→ What you should do: Reproduce the entries. Each one must match the original exactly.

-------- Input data

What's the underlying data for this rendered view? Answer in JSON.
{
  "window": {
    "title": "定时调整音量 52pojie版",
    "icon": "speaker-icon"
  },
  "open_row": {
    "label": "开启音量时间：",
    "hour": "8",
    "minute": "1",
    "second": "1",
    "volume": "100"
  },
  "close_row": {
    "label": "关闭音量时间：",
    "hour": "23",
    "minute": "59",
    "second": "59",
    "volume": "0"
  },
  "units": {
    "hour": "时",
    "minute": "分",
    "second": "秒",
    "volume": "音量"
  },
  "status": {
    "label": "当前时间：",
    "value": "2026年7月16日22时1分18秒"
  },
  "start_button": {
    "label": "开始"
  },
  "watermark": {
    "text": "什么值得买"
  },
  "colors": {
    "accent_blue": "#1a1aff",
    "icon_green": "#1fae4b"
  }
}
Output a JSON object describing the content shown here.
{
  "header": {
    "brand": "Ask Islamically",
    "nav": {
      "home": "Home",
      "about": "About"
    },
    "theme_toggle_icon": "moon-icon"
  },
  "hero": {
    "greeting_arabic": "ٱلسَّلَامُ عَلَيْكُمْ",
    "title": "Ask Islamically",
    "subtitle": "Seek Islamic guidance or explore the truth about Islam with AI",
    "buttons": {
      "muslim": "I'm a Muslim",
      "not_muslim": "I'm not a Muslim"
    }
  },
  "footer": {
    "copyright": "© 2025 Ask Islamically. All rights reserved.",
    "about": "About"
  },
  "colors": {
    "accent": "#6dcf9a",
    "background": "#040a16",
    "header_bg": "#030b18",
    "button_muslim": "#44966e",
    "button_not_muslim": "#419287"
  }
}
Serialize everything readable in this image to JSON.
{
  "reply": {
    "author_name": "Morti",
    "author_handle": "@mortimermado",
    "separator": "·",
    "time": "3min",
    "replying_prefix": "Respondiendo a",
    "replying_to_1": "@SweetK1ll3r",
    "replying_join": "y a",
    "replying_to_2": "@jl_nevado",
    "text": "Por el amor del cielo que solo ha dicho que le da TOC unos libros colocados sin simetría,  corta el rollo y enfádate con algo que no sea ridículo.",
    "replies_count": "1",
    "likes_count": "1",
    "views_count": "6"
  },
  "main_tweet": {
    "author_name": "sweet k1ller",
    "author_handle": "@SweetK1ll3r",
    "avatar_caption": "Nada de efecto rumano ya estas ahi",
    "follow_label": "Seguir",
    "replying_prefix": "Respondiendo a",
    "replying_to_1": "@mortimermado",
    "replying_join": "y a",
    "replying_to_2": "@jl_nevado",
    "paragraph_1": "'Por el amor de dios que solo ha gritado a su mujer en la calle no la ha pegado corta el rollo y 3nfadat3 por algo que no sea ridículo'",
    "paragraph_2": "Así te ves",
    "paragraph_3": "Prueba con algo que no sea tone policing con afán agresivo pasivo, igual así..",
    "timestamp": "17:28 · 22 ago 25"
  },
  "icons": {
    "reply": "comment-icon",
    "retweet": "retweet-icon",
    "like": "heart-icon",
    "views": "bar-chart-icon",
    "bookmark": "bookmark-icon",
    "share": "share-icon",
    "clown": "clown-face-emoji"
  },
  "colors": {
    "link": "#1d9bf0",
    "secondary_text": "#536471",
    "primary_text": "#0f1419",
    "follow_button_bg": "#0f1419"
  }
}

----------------

→ Task answer:
What's the underlying data for this rendered view? Answer in JSON.
{
  "window": {
    "title": "定时调整音量 52pojie版",
    "icon": "speaker-icon"
  },
  "open_row": {
    "label": "开启音量时间：",
    "hour": "8",
    "minute": "1",
    "second": "1",
    "volume": "100"
  },
  "close_row": {
    "label": "关闭音量时间：",
    "hour": "23",
    "minute": "59",
    "second": "59",
    "volume": "0"
  },
  "units": {
    "hour": "时",
    "minute": "分",
    "second": "秒",
    "volume": "音量"
  },
  "status": {
    "label": "当前时间：",
    "value": "2026年7月16日22时1分18秒"
  },
  "start_button": {
    "label": "开始"
  },
  "watermark": {
    "text": "什么值得买"
  },
  "colors": {
    "accent_blue": "#1a1aff",
    "icon_green": "#1fae4b"
  }
}
Output a JSON object describing the content shown here.
{
  "header": {
    "brand": "Ask Islamically",
    "nav": {
      "home": "Home",
      "about": "About"
    },
    "theme_toggle_icon": "moon-icon"
  },
  "hero": {
    "greeting_arabic": "ٱلسَّلَامُ عَلَيْكُمْ",
    "title": "Ask Islamically",
    "subtitle": "Seek Islamic guidance or explore the truth about Islam with AI",
    "buttons": {
      "muslim": "I'm a Muslim",
      "not_muslim": "I'm not a Muslim"
    }
  },
  "footer": {
    "copyright": "© 2025 Ask Islamically. All rights reserved.",
    "about": "About"
  },
  "colors": {
    "accent": "#6dcf9a",
    "background": "#040a16",
    "header_bg": "#030b18",
    "button_muslim": "#44966e",
    "button_not_muslim": "#419287"
  }
}
Serialize everything readable in this image to JSON.
{
  "reply": {
    "author_name": "Morti",
    "author_handle": "@mortimermado",
    "separator": "·",
    "time": "3min",
    "replying_prefix": "Respondiendo a",
    "replying_to_1": "@SweetK1ll3r",
    "replying_join": "y a",
    "replying_to_2": "@jl_nevado",
    "text": "Por el amor del cielo que solo ha dicho que le da TOC unos libros colocados sin simetría,  corta el rollo y enfádate con algo que no sea ridículo.",
    "replies_count": "1",
    "likes_count": "1",
    "views_count": "6"
  },
  "main_tweet": {
    "author_name": "sweet k1ller",
    "author_handle": "@SweetK1ll3r",
    "avatar_caption": "Nada de efecto rumano ya estas ahi",
    "follow_label": "Seguir",
    "replying_prefix": "Respondiendo a",
    "replying_to_1": "@mortimermado",
    "replying_join": "y a",
    "replying_to_2": "@jl_nevado",
    "paragraph_1": "'Por el amor de dios que solo ha gritado a su mujer en la calle no la ha pegado corta el rollo y 3nfadat3 por algo que no sea ridículo'",
    "paragraph_2": "Así te ves",
    "paragraph_3": "Prueba con algo que no sea tone policing con afán agresivo pasivo, igual así..",
    "timestamp": "17:28 · 22 ago 25"
  },
  "icons": {
    "reply": "comment-icon",
    "retweet": "retweet-icon",
    "like": "heart-icon",
    "views": "bar-chart-icon",
    "bookmark": "bookmark-icon",
    "share": "share-icon",
    "clown": "clown-face-emoji"
  },
  "colors": {
    "link": "#1d9bf0",
    "secondary_text": "#536471",
    "primary_text": "#0f1419",
    "follow_button_bg": "#0f1419"
  }
}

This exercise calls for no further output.